Originating in the 19th century West Bengal this style of painting developed in and around the Kali Temple in Calcutta, modern day Kolkata. Traditionally painted on cloth, known as pata painting this was the only school of painting thriving at that time. The artists were known as patuas. The paintings were mostly of the Hindu deities, Kali being the favourite. This was the time when the British had taken over the Indian sub-continent and were propagating the European style of academics. As also the method of painting on paper. The patuas were quick to develop the style suited to paper. A powerful ‘Indo-English’ style evolved rapidly around the pilgrimage place of Kalighat. These unemployed scroll painters soon settled around the temple precincts to earn their living. Besides depicting the religious themes, the patuas even began to depict the contemporary life of the Calcutta society. A notable achievement of these painters was that they made simple, easy to make drawings and these in turn could be reproduced as lithographs. This trend continued till the early part of the 20th century. Today a large section of these lithographs are in museums and private collections. Such was the charm of the style that modern artists like the late Jamini Roy’s style was greatly influenced by it.

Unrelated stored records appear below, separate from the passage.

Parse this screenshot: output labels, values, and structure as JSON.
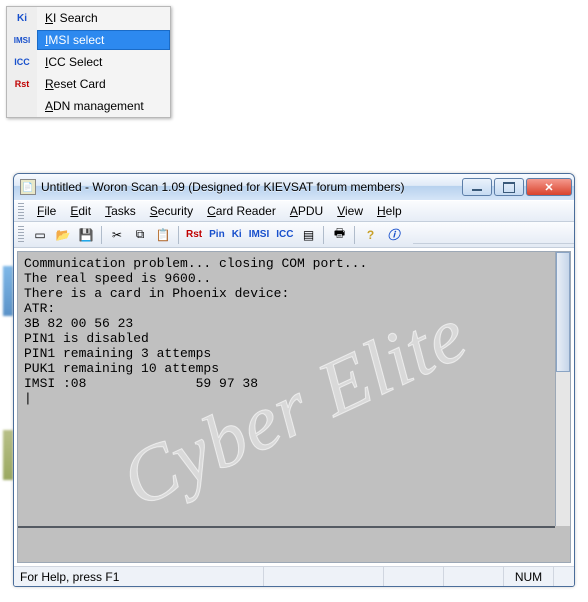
{
  "popup": {
    "items": [
      {
        "icon": "Ki",
        "label_prefix": "K",
        "label_rest": "I Search"
      },
      {
        "icon": "IMSI",
        "label_prefix": "I",
        "label_rest": "MSI select",
        "selected": true
      },
      {
        "icon": "ICC",
        "label_prefix": "I",
        "label_rest": "CC Select"
      },
      {
        "icon": "Rst",
        "label_prefix": "R",
        "label_rest": "eset Card"
      },
      {
        "icon": "",
        "label_prefix": "A",
        "label_rest": "DN management"
      }
    ]
  },
  "window": {
    "title": "Untitled - Woron Scan 1.09 (Designed for KIEVSAT forum members)",
    "menus": [
      {
        "u": "F",
        "rest": "ile"
      },
      {
        "u": "E",
        "rest": "dit"
      },
      {
        "u": "T",
        "rest": "asks"
      },
      {
        "u": "S",
        "rest": "ecurity"
      },
      {
        "u": "C",
        "rest": "ard Reader"
      },
      {
        "u": "A",
        "rest": "PDU"
      },
      {
        "u": "V",
        "rest": "iew"
      },
      {
        "u": "H",
        "rest": "elp"
      }
    ],
    "toolbar": {
      "rst": "Rst",
      "pin": "Pin",
      "ki": "Ki",
      "imsi": "IMSI",
      "icc": "ICC"
    },
    "output": "Communication problem... closing COM port...\nThe real speed is 9600..\nThere is a card in Phoenix device:\nATR:\n3B 82 00 56 23\nPIN1 is disabled\nPIN1 remaining 3 attemps\nPUK1 remaining 10 attemps\nIMSI :08              59 97 38\n|",
    "watermark": "Cyber Elite",
    "status": {
      "help": "For Help, press F1",
      "num": "NUM"
    }
  }
}
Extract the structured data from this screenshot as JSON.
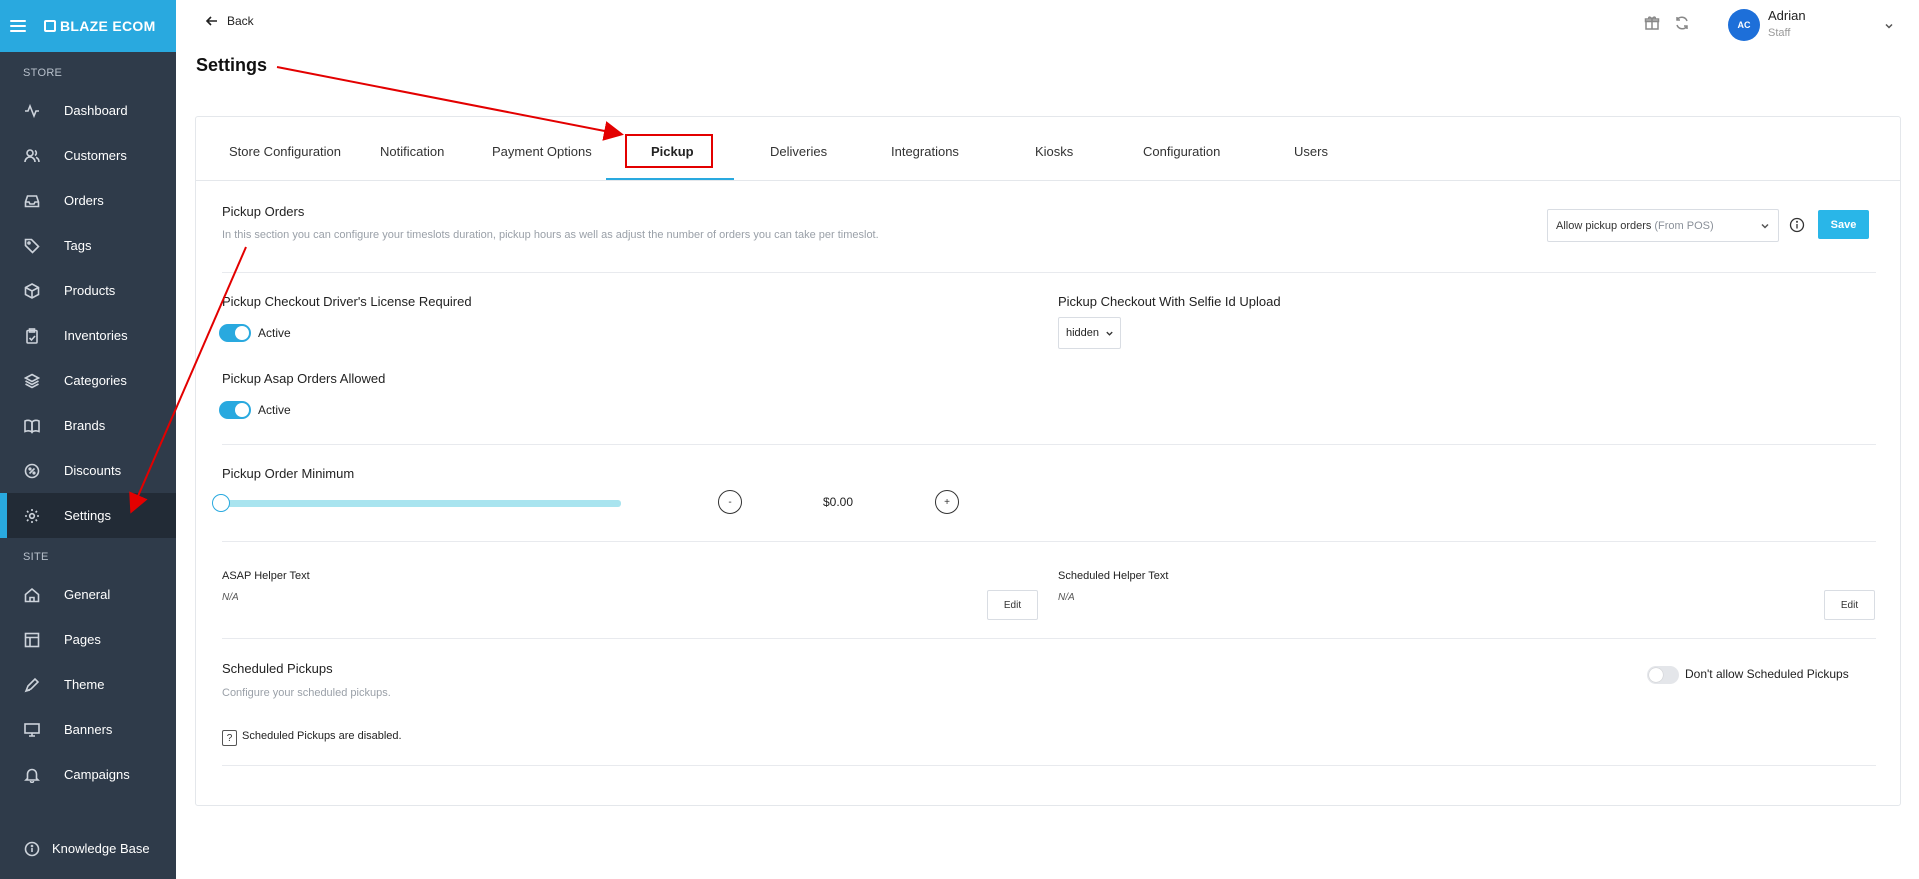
{
  "sidebar": {
    "brand": "BLAZE ECOM",
    "store_label": "STORE",
    "site_label": "SITE",
    "store_items": [
      {
        "label": "Dashboard",
        "icon": "activity-icon"
      },
      {
        "label": "Customers",
        "icon": "users-icon"
      },
      {
        "label": "Orders",
        "icon": "inbox-icon"
      },
      {
        "label": "Tags",
        "icon": "tag-icon"
      },
      {
        "label": "Products",
        "icon": "box-icon"
      },
      {
        "label": "Inventories",
        "icon": "clipboard-icon"
      },
      {
        "label": "Categories",
        "icon": "layers-icon"
      },
      {
        "label": "Brands",
        "icon": "book-icon"
      },
      {
        "label": "Discounts",
        "icon": "percent-icon"
      },
      {
        "label": "Settings",
        "icon": "gear-icon",
        "active": true
      }
    ],
    "site_items": [
      {
        "label": "General",
        "icon": "home-icon"
      },
      {
        "label": "Pages",
        "icon": "layout-icon"
      },
      {
        "label": "Theme",
        "icon": "pen-icon"
      },
      {
        "label": "Banners",
        "icon": "monitor-icon"
      },
      {
        "label": "Campaigns",
        "icon": "bell-icon"
      }
    ],
    "knowledge_base": "Knowledge Base"
  },
  "header": {
    "back_label": "Back",
    "page_title": "Settings",
    "user": {
      "initials": "AC",
      "name": "Adrian",
      "role": "Staff"
    }
  },
  "tabs": [
    {
      "label": "Store Configuration"
    },
    {
      "label": "Notification"
    },
    {
      "label": "Payment Options"
    },
    {
      "label": "Pickup",
      "active": true
    },
    {
      "label": "Deliveries"
    },
    {
      "label": "Integrations"
    },
    {
      "label": "Kiosks"
    },
    {
      "label": "Configuration"
    },
    {
      "label": "Users"
    }
  ],
  "pickup": {
    "title": "Pickup Orders",
    "description": "In this section you can configure your timeslots duration, pickup hours as well as adjust the number of orders you can take per timeslot.",
    "mode_select": {
      "value": "Allow pickup orders",
      "suffix": "(From POS)"
    },
    "save_label": "Save",
    "license_required": {
      "title": "Pickup Checkout Driver's License Required",
      "state": "Active",
      "on": true
    },
    "selfie_upload": {
      "title": "Pickup Checkout With Selfie Id Upload",
      "value": "hidden"
    },
    "asap_allowed": {
      "title": "Pickup Asap Orders Allowed",
      "state": "Active",
      "on": true
    },
    "order_minimum": {
      "title": "Pickup Order Minimum",
      "minus": "-",
      "plus": "+",
      "amount": "$0.00",
      "slider_fraction": 0
    },
    "asap_helper": {
      "label": "ASAP Helper Text",
      "value": "N/A",
      "edit_label": "Edit"
    },
    "scheduled_helper": {
      "label": "Scheduled Helper Text",
      "value": "N/A",
      "edit_label": "Edit"
    },
    "scheduled": {
      "title": "Scheduled Pickups",
      "description": "Configure your scheduled pickups.",
      "toggle_label": "Don't allow Scheduled Pickups",
      "toggle_on": false,
      "disabled_note": "Scheduled Pickups are disabled.",
      "question_glyph": "?"
    }
  },
  "colors": {
    "accent": "#29a9df",
    "sidebar": "#2f3b4a",
    "annotation": "#e30000"
  }
}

Squirrel or goat’s hair were used to create brushes. Vegetable and mineral dyes filled in the colors. The color schemes were often very striking, looking very much like contemporary modern art. Entire households pitched in to produce the paintings. The graceful lampblack outlines and the sophisticated color palette of Kalighat captured everything from the sacred to the profane, bringing worship and satire together in one art form. Tin was used to add shiny detail to jewels. The artists also took to cheaper manufactured paints when these became available. These painting could easily be reproduced by lithograph and then painted in by hand. This has been one of the greatest reasons for the decline of this art form. Today it survives in some of Bengal’s villages and is being revived with the persistent efforts of art lovers across the world.